So carry on. But be warned, I'm getting increasingly bored by your drivel (not 'dribble' by the way) and one day soon I am going to exercise one of my rights and start barring your inane invective.

Anonymous said...

Yeah, there you go again, Mr Davies. You have nothing to say, nothing to prove, we know that. You carry on painting your own picture of Galician nationalists, and I will keep on explaining here in detail what are the chemicals (mainly drivel, not dribble) and the vulgar tools you use in your sad picture.

I know that you can't answer most of the questions that I put to you, simply becaise you haven't got the foggiest, or you don't even have an opinion, beyond trite and widespread prejudices, shared by most of your readership.

Or perhaps you know, or you have an opinion, but refuse to answer. That'd be quite arrogant, very much in your line.

But most probably your silence is because your arguments don't stand a chance in any racional debate. You throw the stone and then run away. If only you were a boy ...

Colin said...

I don't respond to you, Cade, for the simple reason that I'm old enough to have learned that with people like you there is no prospect of sensible debate.

Here is the comment from one of my associates on the article I cited. My guess is that you would firmly be among the shit. And that do not number among the 3 or 4 sane contributions.

No, I have not read the comments. As if I would have any interest in reading more of the kind of juvenile stuff you write.

Please don't waste more of your time writing again. From here on, I'm just going to delete your comments, without even reading them.

Despois de botarlle un ollo ós comentarios que aparecen na entrevista a Monteagudo en Vieiros, gustaríame saber se alguén comparte a miña opinión de que Vieiros é unha das maiores cloacas de Galicia.

Definicións de cloaca no dicionario de Ir Indo:

1 CONSTR Conduto subterráneo para recoller as augas pluviais ou fecais das rúas e dos edificios dunha poboación e conducilas á rede xeral de saneamento ou, nos lugares sen urbanizar, a unha fosa séptica.

2 CONSTR Depósito que recolle as augas e os residuos fecais dunha poboación.

3 fig Lugar sucio que provoca noxo.

2 s f ZOOL Orificio onde desembocan o recto e os condutos urinarios e xenitais, especialmente nos anfibios, réptiles, aves e mamíferos monotremas.

No meu xuízo, válelle calquera das catro acepcións.

Says it all really.

Anonymous said...

Confucious say "Man who have only one string on violin only know one song."
Mr Cade gentleman you play same song every day - very boring.

Anonymous said...

You are just an arrogant old twat, Mr Davies. Apart from a pathetic ignorant incapable of debating anything Galician, because to start with you hardly know anything.
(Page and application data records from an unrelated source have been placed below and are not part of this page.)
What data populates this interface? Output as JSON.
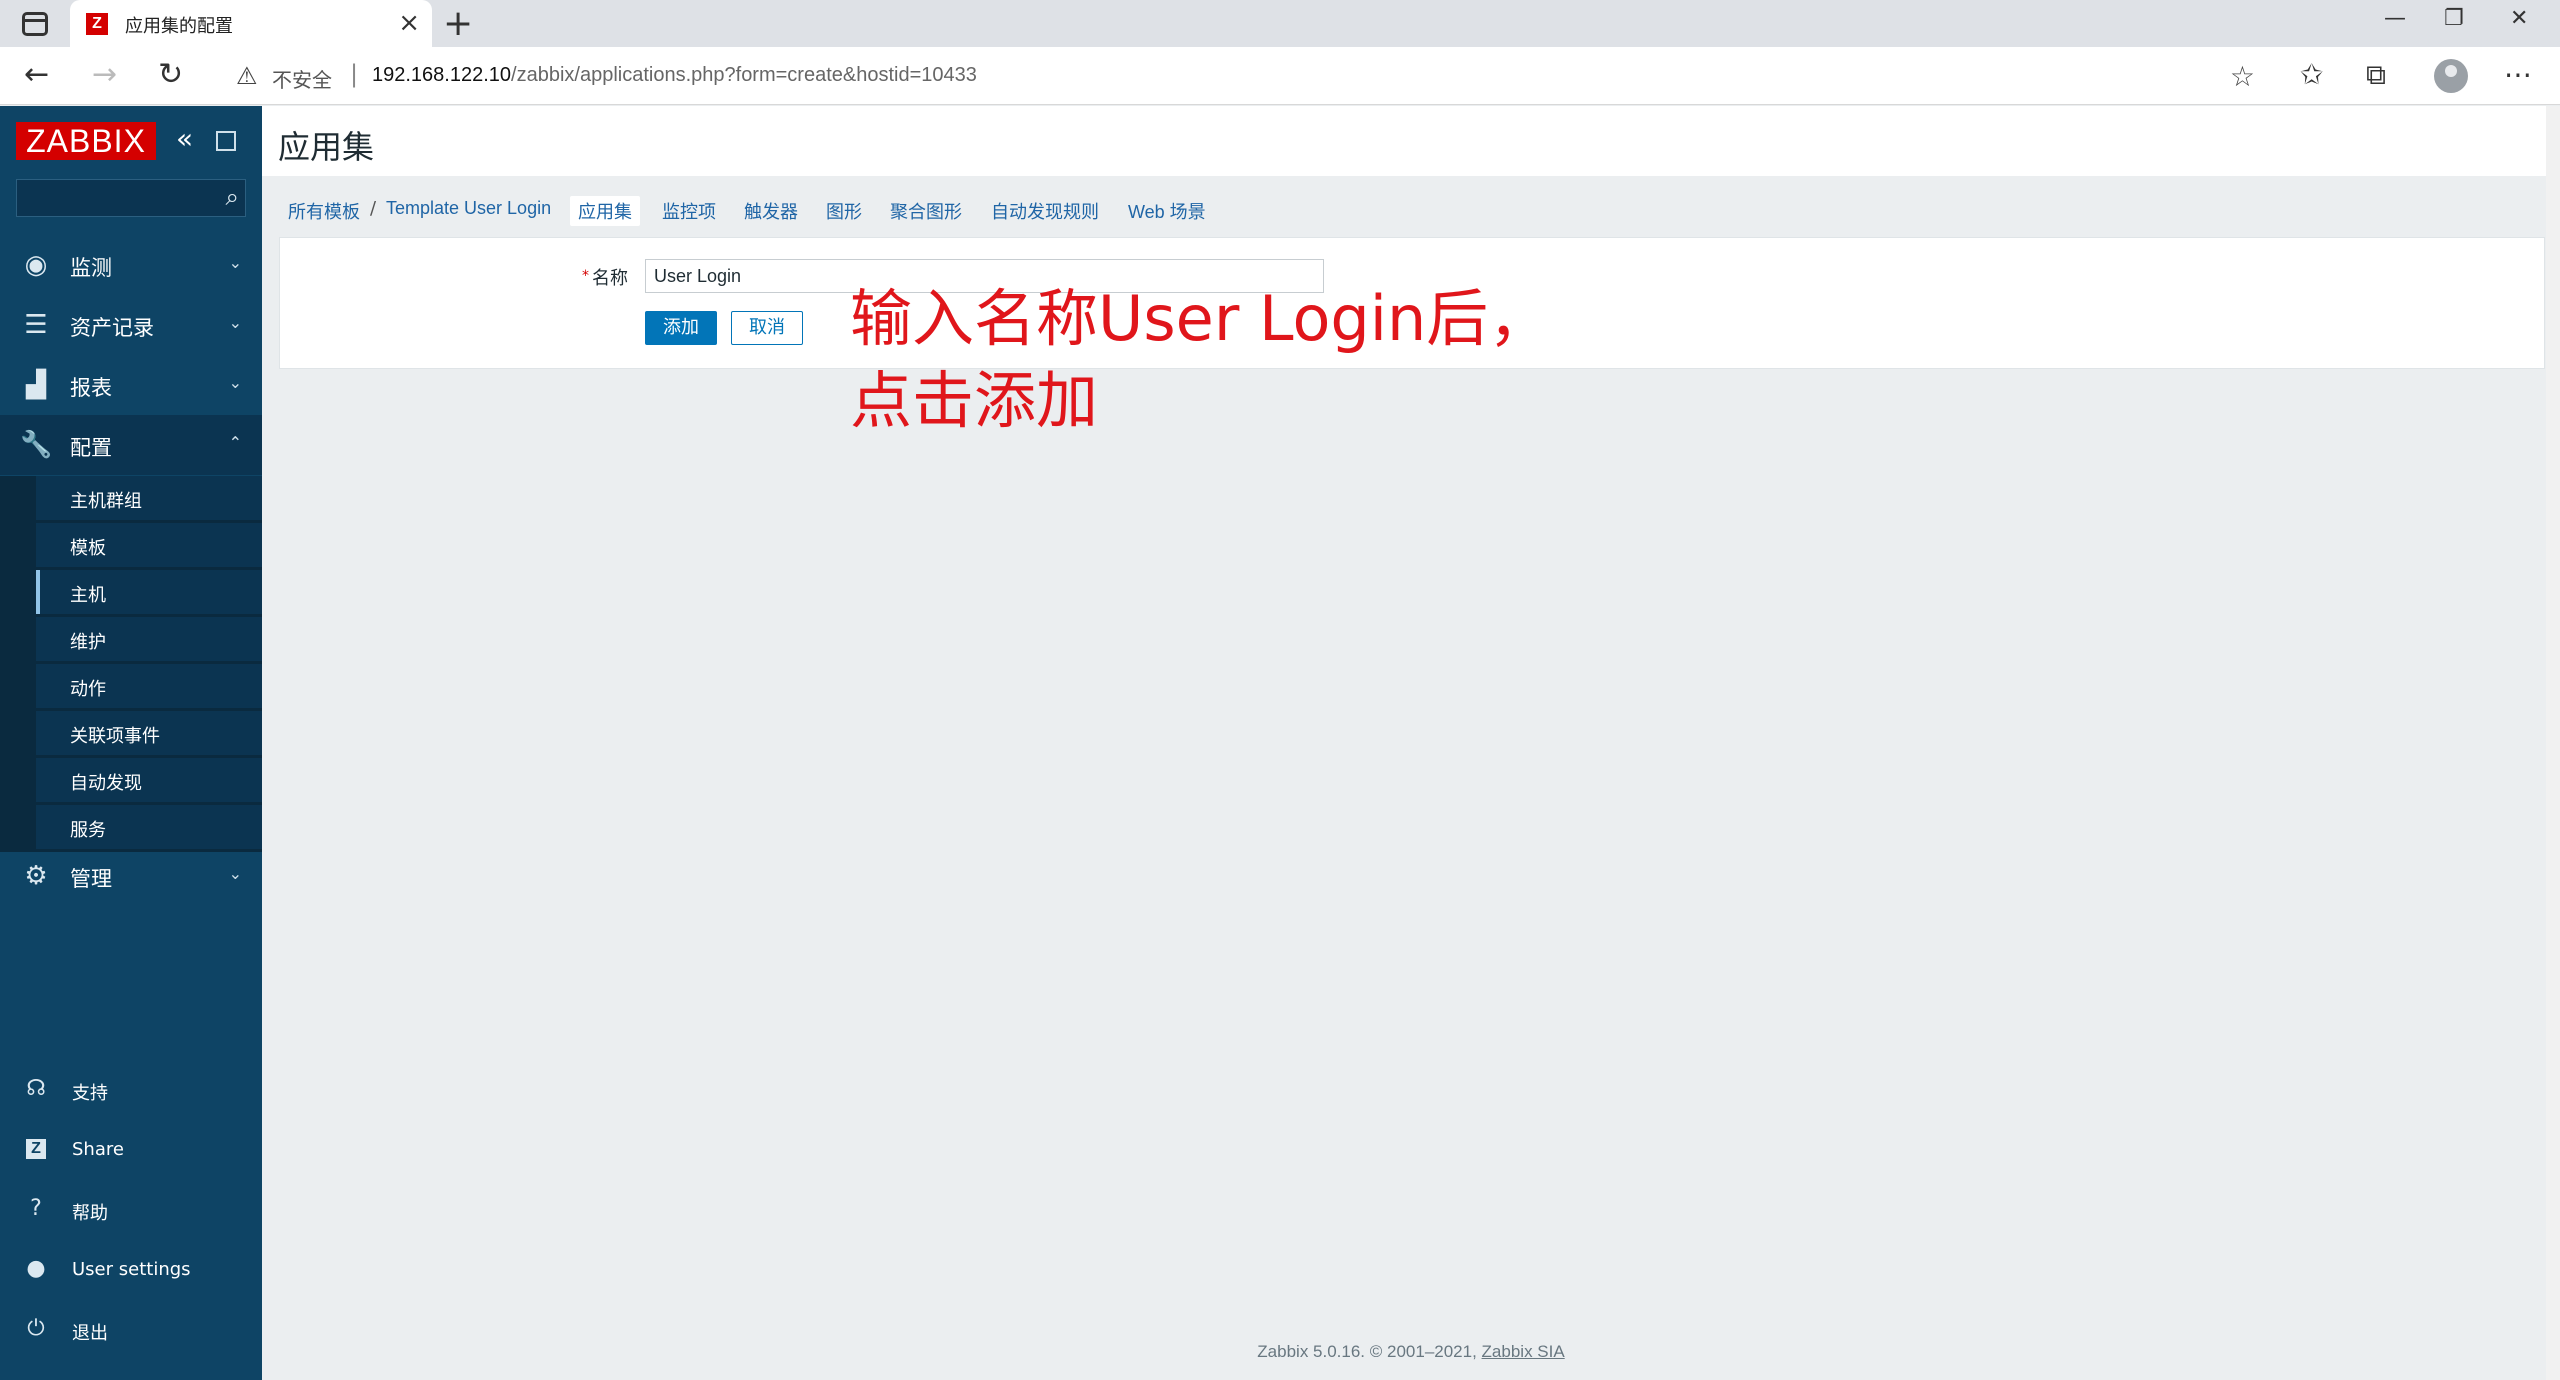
{
  "browser": {
    "tab_title": "应用集的配置",
    "tab_favicon": "Z",
    "insecure_label": "不安全",
    "url_host": "192.168.122.10",
    "url_path": "/zabbix/applications.php?form=create&hostid=10433"
  },
  "sidebar": {
    "logo": "ZABBIX",
    "search_placeholder": "",
    "menu": [
      {
        "label": "监测",
        "icon": "eye-icon"
      },
      {
        "label": "资产记录",
        "icon": "list-icon"
      },
      {
        "label": "报表",
        "icon": "bar-chart-icon"
      },
      {
        "label": "配置",
        "icon": "wrench-icon"
      },
      {
        "label": "管理",
        "icon": "gear-icon"
      }
    ],
    "config_submenu": [
      "主机群组",
      "模板",
      "主机",
      "维护",
      "动作",
      "关联项事件",
      "自动发现",
      "服务"
    ],
    "bottom": [
      {
        "label": "支持",
        "icon": "headset-icon"
      },
      {
        "label": "Share",
        "icon": "zabbix-share-icon"
      },
      {
        "label": "帮助",
        "icon": "help-icon"
      },
      {
        "label": "User settings",
        "icon": "user-icon"
      },
      {
        "label": "退出",
        "icon": "power-icon"
      }
    ]
  },
  "page": {
    "title": "应用集"
  },
  "breadcrumb": {
    "all_templates": "所有模板",
    "separator": "/",
    "template": "Template User Login",
    "tabs": [
      "应用集",
      "监控项",
      "触发器",
      "图形",
      "聚合图形",
      "自动发现规则",
      "Web 场景"
    ]
  },
  "form": {
    "required_mark": "*",
    "name_label": "名称",
    "name_value": "User Login",
    "add_button": "添加",
    "cancel_button": "取消"
  },
  "annotation": {
    "line1": "输入名称User Login后，",
    "line2": "点击添加"
  },
  "footer": {
    "text": "Zabbix 5.0.16. © 2001–2021, ",
    "link": "Zabbix SIA"
  }
}
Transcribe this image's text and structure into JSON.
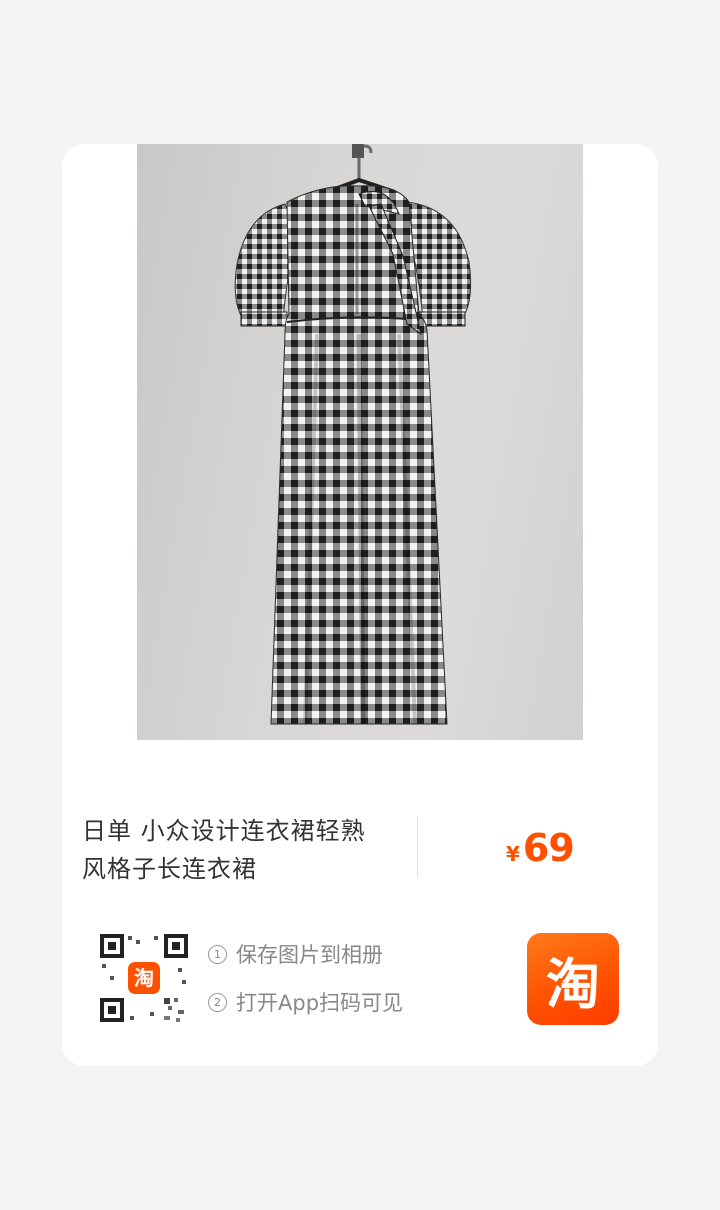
{
  "product": {
    "title_line1": "日单 小众设计连衣裙轻熟",
    "title_line2": "风格子长连衣裙",
    "image_icon": "checkered-dress-photo"
  },
  "price": {
    "currency": "¥",
    "value": "69"
  },
  "share": {
    "qr_badge": "淘",
    "step1_num": "1",
    "step1_label": "保存图片到相册",
    "step2_num": "2",
    "step2_label": "打开App扫码可见"
  },
  "app": {
    "logo_text": "淘",
    "brand_color": "#ff5000"
  }
}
You are free to ridicule Galician nationalists, or Scottish nationalist or whoever, but when faced with arguments you just run away like a baby to hide. If you had a minimum of decency and gentlemanship you would have engaged in a racional debate, but you are too much of an arrogant old rag who has already made up his poor little mind and goes around offending peoples’ identities and being cocky about it.

You are a worhtless pathetic old man, and I spent too much time already with you.